Two Poems

by Kate Garrett

alphabet of flowers

unearth a story in this garden – a sundown walk 
along the overgrown path, where centipedes hide 

scribbling twenty times the lines we could manage 
with two sad hands. here is foxglove to stop hearts

and twist guts; a letter addressed to lords-and-ladies 
who took your breath straight from your lungs, sealed 

your throat. what tale have you wandered into, while 
bats sleep and dream of midnight moments to come? 

hogweed leers far above your head, preparing blisters 
for your skin, amazed you’ve come exploring willingly 

beside it. you want the very worst but still your ribcage 
holds a shivering sparrow, watched by eyeless petalled 

faces, gripped by words they drip into your skull by 
some chlorophyll telepathy: ours. you. hunger. decay. 

teeth. love. soul. soil. the path narrows, the garden 
widens. you walk on feet. on knees. you crawl.

happy, happy they in hell

each one of you surfaces with a job to do – find a spot 
where the airwaves become a doorway, dance out 
into side streets and beer gardens like you belong 

here. you slide through as cigarette smoke, fumes 

from broken bourbon bottles. you stand up into a 
new body wearing denim, flannel, leather. earth 
is hell put on backwards; you turn to the sea, search 

for fires and lightning. there are no gasps or squeaks 
at a glimpse of beaks and rippling arms beneath 
holographic glamours. not one human sees the beast 

sent to test them. they’re eager to follow you home.

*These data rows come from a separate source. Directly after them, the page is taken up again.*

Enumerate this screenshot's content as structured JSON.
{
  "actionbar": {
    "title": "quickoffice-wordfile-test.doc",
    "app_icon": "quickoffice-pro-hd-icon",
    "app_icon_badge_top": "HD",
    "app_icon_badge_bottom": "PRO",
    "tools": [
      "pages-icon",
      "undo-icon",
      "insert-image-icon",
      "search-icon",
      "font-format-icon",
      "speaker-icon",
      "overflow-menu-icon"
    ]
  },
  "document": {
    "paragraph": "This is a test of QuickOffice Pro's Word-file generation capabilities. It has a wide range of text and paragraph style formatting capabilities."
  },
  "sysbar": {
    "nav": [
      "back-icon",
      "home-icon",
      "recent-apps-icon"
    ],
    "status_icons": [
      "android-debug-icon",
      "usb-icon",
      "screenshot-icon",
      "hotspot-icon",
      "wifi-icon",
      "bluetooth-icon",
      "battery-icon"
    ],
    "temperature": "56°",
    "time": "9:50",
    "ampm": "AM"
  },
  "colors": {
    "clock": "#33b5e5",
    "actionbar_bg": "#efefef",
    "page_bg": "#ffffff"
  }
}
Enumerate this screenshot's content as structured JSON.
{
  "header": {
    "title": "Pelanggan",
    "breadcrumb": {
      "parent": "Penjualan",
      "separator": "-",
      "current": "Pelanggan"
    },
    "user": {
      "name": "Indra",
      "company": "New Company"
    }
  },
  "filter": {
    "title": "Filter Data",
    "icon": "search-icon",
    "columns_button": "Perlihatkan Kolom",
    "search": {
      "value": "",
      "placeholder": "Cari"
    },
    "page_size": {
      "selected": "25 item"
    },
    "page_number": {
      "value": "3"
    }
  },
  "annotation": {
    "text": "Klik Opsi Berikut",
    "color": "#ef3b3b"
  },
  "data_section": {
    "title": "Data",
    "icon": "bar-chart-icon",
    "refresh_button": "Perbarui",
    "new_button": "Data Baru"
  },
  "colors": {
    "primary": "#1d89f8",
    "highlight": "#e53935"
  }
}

Kate Garrett is a writer and mum of five with a significant folklore, history, and horror obsession. She is the Magical Editor of Mookychick magazine, and her own writing is widely published. Her work has been nominated for Best of the Net and the Pushcart Prize. Born and raised in rural southern Ohio, Kate moved to the UK in 1999, where she still lives, currently in an off-duty Welsh-border vicarage.